COUNTERPOINT:

However, if a product has low sales numbers, companies may find it more profitable to cut their losses and end production.

I know we can’t buy everything, but too many in the “buy it later” crowd may turn into everyone getting no more. In this case, preordering was a way to show support for Vinland Saga. If they don’t continue the series, Kodansha Comics will still have received a nice sales boost. If they do, then preordering will surely have helped.

“Preorder bonuses are for suckers!”

Video games are notorious for this. The advent of DLC has led to stores competing for customers by offering digital exclusives, things that easily could be put up for purchase online or included with the game. Sure, stores may offer a gift card or a poster for DVDs, but I don’t feel like I’m missing a part of a product like with exclusive DLC. I already talked about the Sailor Moon Blu-rays. I own the old DVDs and still haven’t watched the new releases yet, but I fell for the preorder bonuses: a coin and cards. Yay?

COUNTERPOINT:

But I’ve received some nice things. Things I probably would have bought separately anyway. I love my Sweet Fuse: By Your Side necklace. It’s so ugly it’s cute.

necklace

Some of those extras, ironically, end up being worth more than the game! The Zero Escape watches, for instance, easily sell for $80+ without the game. I would never pay those kind of amounts, but I feel good about my $40 preorder with watch for the next game.

Preorders: Yay or Nay?

I preorder things. I’ll put my money toward some great series, and others will let me down. Some things I’ll get burned on, and others will end up as awesome deals. Other items I’ll only hear about after release and have to spend time tracking down. I’m okay with that. You win some, you lose some; it’s a part of life.

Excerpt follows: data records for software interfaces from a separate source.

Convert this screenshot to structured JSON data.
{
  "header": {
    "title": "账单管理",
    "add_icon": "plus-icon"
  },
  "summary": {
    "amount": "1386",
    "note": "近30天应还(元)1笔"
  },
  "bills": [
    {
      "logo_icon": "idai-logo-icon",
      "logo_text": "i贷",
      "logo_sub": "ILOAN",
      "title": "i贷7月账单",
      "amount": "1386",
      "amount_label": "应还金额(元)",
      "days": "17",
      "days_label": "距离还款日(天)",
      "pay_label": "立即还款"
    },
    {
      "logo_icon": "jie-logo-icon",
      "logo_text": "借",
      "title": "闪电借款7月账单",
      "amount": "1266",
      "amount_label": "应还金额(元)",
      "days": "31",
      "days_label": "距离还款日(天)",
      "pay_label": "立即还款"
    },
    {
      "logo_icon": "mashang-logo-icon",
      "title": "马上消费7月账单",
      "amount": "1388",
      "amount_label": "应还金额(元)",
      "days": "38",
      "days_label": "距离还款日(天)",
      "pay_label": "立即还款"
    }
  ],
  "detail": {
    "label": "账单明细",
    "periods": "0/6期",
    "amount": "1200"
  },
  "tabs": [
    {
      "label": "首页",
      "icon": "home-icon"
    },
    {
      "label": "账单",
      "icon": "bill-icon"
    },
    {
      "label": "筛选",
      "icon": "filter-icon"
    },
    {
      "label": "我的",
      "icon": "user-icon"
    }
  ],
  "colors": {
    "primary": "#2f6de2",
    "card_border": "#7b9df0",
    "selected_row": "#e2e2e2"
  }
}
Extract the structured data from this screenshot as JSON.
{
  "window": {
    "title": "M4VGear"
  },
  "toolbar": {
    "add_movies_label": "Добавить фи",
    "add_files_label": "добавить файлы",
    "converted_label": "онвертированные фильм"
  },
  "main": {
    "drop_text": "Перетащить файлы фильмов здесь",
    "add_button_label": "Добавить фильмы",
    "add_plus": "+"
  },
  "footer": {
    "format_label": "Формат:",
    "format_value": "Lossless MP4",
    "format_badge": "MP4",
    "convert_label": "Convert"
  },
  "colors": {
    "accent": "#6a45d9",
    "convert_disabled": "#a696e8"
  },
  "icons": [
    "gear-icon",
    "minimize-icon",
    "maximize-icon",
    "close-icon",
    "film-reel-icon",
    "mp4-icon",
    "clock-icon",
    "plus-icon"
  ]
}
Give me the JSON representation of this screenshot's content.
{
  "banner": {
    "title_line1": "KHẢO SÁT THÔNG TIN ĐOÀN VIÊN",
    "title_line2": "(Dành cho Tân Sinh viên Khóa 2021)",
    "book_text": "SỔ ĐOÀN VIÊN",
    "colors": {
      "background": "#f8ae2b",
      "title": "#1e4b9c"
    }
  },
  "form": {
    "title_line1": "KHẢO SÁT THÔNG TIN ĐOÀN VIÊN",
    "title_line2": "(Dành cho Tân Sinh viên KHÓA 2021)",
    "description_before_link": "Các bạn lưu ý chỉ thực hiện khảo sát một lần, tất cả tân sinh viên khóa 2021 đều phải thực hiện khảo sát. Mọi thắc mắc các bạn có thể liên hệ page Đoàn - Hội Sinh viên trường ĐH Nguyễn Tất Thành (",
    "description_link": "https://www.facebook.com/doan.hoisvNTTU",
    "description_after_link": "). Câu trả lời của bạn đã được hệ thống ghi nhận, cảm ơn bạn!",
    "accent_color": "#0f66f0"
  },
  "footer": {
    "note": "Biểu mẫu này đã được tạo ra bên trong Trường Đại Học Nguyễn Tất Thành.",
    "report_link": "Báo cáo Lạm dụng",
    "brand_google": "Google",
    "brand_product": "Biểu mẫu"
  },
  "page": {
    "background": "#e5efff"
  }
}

How about you? Do you preorder, or do you only buy products once they’ve been released?